military messaging heading elements defined in STANAG 4406. The comments
to date have consisted of corrections and minor amendments only.

The decision was made by the authors to exclude support for the
distribution extensions form of the Distribution-Codes heading
extension. This is noted in sections 3.3 and 6. However, this MMHS
feature is sparsely implemented and is not known to be in use within any
major military organization.

The decision was taken after the -01 draft to split the
MMHS-Other-Recipients-Indicator header into two separate headers
containing primary (to:) and copy (cc:) other recipients. This approach
varies from the approach in STANAG 4406, but is more consistent with the
RFC 822 style of address headers, and should be simpler for
implementations to process. It is not expected to create a significant
problem for gateway implementations.
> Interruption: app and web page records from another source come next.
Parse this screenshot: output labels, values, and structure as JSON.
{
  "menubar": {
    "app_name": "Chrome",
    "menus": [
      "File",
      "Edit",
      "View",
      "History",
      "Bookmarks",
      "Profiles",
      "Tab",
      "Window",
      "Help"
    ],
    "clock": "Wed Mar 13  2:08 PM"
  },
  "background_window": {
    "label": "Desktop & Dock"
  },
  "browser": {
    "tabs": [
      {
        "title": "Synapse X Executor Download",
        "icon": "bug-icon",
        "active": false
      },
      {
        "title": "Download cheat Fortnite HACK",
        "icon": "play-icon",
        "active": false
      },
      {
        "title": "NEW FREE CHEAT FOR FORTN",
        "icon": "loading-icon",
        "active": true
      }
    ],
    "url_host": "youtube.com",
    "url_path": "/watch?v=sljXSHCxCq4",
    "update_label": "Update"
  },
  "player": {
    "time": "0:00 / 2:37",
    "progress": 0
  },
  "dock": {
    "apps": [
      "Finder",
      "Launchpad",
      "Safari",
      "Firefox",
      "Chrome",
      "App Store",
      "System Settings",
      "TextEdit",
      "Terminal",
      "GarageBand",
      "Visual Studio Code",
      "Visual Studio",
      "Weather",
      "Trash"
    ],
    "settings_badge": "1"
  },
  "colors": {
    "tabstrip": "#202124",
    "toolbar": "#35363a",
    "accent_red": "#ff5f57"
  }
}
Document Quality

At least three client implementations of this specification and one
server implementation exist. One client implementation is the open
source Thunderbird plugin. Another implementation is an Outlook plug-in
that was prepared by one of the authors.

Reviewers of the document are cited in Appendix A.
2011-09-07
08 Pete Resnick State changed to Waiting for Writeup from AD Evaluation.
2011-09-02
04 (System) New version available: draft-melnikov-mmhs-header-fields-04.txt
2011-08-26
08 Pete Resnick State changed to AD Evaluation from Publication Requested.
2011-08-25
03 (System) New version available: draft-melnikov-mmhs-header-fields-03.txt
2011-08-11
08 Pete Resnick Draft added in state Publication Requested
2011-07-11
02 (System) New version available: draft-melnikov-mmhs-header-fields-02.txt
2011-04-15
01 (System) New version available: draft-melnikov-mmhs-header-fields-01.txt
2011-03-07
00 (System) New version available: draft-melnikov-mmhs-header-fields-00.txt